*** Records for this task ***

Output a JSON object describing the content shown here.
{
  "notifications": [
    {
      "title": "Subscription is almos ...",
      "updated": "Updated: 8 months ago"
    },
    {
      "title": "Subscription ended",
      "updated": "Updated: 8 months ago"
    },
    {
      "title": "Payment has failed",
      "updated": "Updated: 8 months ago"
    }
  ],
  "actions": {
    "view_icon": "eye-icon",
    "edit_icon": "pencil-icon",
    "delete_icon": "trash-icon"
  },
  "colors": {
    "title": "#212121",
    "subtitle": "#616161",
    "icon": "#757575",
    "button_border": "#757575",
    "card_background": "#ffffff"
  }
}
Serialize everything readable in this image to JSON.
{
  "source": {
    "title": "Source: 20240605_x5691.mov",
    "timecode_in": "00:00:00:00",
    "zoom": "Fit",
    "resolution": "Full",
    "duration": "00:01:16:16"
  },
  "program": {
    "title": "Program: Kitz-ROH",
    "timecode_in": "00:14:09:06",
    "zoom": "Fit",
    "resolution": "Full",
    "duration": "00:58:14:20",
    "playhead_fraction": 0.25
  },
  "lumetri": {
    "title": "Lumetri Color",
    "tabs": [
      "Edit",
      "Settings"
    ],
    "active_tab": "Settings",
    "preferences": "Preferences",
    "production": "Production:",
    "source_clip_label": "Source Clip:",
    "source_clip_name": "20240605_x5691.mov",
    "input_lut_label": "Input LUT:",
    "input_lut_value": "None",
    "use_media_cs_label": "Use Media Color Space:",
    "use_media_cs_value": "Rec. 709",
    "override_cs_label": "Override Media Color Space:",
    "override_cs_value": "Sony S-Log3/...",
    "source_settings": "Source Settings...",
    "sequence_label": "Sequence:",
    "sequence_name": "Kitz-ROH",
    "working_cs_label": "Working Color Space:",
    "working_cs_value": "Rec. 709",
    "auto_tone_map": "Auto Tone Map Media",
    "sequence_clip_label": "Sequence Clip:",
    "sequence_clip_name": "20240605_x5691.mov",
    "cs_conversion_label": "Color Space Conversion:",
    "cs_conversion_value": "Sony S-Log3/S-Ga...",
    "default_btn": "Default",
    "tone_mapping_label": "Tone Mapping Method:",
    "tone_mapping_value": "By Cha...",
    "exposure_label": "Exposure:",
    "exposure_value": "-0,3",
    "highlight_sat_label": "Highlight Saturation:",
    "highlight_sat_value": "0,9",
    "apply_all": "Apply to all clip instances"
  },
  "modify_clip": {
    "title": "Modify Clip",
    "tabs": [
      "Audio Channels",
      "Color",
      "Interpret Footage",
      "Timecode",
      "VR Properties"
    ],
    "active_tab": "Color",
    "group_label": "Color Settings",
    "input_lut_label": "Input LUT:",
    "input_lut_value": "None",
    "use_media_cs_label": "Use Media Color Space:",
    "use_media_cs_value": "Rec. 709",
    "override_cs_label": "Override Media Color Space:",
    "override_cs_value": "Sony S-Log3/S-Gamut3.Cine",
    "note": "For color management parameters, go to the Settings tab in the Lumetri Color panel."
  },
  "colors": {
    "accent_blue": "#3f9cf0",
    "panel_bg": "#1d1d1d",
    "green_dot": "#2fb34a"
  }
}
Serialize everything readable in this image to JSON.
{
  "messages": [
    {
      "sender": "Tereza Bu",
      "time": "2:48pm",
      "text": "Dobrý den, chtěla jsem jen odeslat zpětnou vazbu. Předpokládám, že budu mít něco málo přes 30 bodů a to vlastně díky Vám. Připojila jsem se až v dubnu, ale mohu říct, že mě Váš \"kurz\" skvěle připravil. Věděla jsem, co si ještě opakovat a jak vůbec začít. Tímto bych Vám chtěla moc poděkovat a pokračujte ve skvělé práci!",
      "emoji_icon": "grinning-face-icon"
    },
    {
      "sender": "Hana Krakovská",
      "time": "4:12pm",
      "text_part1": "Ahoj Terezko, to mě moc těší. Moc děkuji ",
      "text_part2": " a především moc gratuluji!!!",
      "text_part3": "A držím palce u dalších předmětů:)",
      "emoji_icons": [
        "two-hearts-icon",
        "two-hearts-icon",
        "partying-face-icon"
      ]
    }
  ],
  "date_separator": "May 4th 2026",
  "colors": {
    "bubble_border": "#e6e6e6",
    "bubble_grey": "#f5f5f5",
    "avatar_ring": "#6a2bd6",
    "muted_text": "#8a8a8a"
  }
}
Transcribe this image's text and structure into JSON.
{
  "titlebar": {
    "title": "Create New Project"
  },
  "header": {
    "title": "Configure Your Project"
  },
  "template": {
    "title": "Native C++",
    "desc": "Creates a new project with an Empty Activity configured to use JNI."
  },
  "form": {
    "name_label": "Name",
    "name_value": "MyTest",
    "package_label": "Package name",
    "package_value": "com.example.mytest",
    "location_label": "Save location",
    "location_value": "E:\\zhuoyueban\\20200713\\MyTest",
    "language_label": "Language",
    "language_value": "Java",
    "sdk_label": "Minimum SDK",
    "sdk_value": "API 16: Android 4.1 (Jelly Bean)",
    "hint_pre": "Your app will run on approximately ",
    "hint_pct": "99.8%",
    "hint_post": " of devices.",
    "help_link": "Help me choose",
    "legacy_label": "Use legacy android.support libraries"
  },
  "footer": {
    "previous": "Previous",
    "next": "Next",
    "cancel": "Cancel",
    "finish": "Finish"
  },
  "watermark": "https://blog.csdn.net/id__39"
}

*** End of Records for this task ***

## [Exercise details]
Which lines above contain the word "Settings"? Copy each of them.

## [Response area]
      "Settings"
    "active_tab": "Settings",
    "source_settings": "Source Settings...",
    "group_label": "Color Settings",
    "note": "For color management parameters, go to the Settings tab in the Lumetri Color panel."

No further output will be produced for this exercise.